Airport in Addis Ababa. Ethiopian authorities have denied reports that flight to and from Ethiopian is risky. [Photo: Courtesy]

“Ethiopian airspace is safe.” That is the message from the Ethiopian Civil Aviation Authority seeking to give an assurance to travelers following reports that the safety of the space is questionable, after a strike by air traffic controllers.

ECAA has pinpointed Kenya Air Traffic Controllers Association, blaming it ‘for giving inaccurate information about the safety of its airspace’ just two days ago.

A statement issued by ECAA reads partly: “The Ethiopian Civil Aviation Authority fully and categorically rejects false and baseless statement shared by the Kenya Air Traffic Controllers Association in their circular of 30 August 2018, regarding the safety of Ethiopian airspace following the illegal strike by the Air Traffic Controllers (ATC’s) in Ethiopia.”

After swiping at the Kenyan authorities, they assured stakeholders that there is no cause for alarm. The ECAA acknowledges that the strike is biting; but it has dispelled in equal measure any notion that there is a crisis.

Part of that is where it urges the ‘public, national civil aviation authorities, and international regional bodies’ that the Area Control Centre is manned by highly qualified professionals vetted with ICAO Annex 1 Provisions. It says that approach and aerodrome areas have not been neglected either, as qualified personnel have stepped up to man the them.

Just to further challenge the statement issued by the KATCA on August 30, the ECAA asserts that their safety measures can be assessed from the ATC activities where communications are recorded and protected.


A statement that was issued by KATCA stated that Ethiopian authorities were not honouring letters of agreement and that co-ordination procedures were not being followed. Signed by the KATCA CEO Peter Ang’awa, statement decried lack of proper co-ordination which he said would create air-misses and possible crisis in flight.

KTCA also questioned the suitability of the staff manning the Ethiopian airspace.

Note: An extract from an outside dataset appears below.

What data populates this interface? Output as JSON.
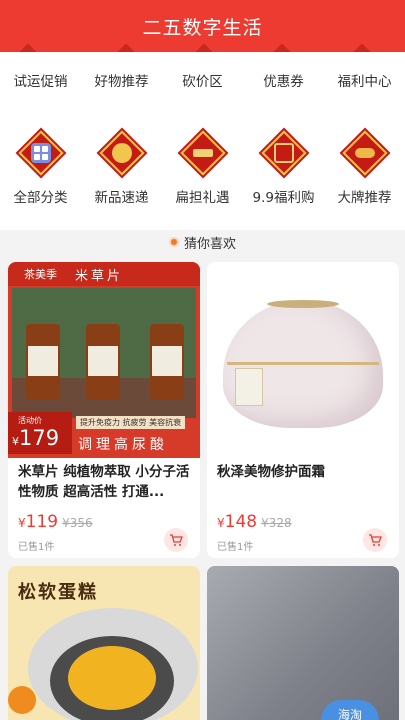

“The Addis Ababa airspace is currently being manned by retired controllers who do not have current validation, have no understanding of airspace, do not know the co-ordination procedures, are overwhelmed, are too slow can neither pass or copy estimates correctly,” reads statement from Mr Ang’awa.

This has however been met by a rebuttal by the Ethiopian authorities which asserts that the ECAA has not received any complaint from any airline operating to or from Ethiopia, or using their airspace.

Nonetheless, they have say that they are committed to smooth cross border flight coordination with neighbours Kenya included.